— EXERCISE AIM —
Copy out each line of the data that holds the word "name".

(Web page and app entries)
*** Begin section ***

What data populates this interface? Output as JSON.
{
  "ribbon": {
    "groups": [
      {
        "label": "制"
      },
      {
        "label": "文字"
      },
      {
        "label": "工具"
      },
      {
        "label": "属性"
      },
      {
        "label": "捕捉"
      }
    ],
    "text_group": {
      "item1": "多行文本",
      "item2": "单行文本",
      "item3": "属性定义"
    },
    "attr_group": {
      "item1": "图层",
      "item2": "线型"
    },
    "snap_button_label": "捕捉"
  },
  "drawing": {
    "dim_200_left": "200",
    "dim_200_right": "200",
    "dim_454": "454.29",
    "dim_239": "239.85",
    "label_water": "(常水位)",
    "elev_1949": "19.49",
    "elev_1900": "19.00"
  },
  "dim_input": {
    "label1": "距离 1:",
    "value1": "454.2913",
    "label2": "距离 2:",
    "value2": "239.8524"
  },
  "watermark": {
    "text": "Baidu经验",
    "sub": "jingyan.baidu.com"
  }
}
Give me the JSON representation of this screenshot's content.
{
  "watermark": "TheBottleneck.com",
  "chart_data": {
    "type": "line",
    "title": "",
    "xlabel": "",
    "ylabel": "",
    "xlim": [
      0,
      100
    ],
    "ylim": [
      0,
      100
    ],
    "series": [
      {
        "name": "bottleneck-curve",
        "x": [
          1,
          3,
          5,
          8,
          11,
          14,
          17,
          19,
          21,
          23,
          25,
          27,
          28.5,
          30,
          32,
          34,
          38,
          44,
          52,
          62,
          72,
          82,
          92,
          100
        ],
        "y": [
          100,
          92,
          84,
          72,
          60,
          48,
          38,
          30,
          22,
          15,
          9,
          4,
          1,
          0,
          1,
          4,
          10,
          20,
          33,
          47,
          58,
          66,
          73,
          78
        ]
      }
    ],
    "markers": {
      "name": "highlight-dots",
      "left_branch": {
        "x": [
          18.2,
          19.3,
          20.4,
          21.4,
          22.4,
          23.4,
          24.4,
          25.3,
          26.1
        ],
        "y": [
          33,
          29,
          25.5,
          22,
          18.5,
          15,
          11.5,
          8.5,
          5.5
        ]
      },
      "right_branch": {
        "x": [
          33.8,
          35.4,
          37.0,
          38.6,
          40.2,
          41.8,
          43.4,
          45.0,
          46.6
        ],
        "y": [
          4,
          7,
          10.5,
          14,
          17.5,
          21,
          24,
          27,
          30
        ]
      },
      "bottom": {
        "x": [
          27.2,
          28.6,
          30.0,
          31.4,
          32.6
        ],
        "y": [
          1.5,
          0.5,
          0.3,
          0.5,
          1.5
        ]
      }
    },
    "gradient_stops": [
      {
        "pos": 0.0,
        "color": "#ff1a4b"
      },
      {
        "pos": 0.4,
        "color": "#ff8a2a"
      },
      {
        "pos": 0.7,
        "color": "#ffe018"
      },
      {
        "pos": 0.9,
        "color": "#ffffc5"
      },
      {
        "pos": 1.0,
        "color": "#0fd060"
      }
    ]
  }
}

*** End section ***

— ANSWER BOX —
        "name": "bottleneck-curve",
      "name": "highlight-dots",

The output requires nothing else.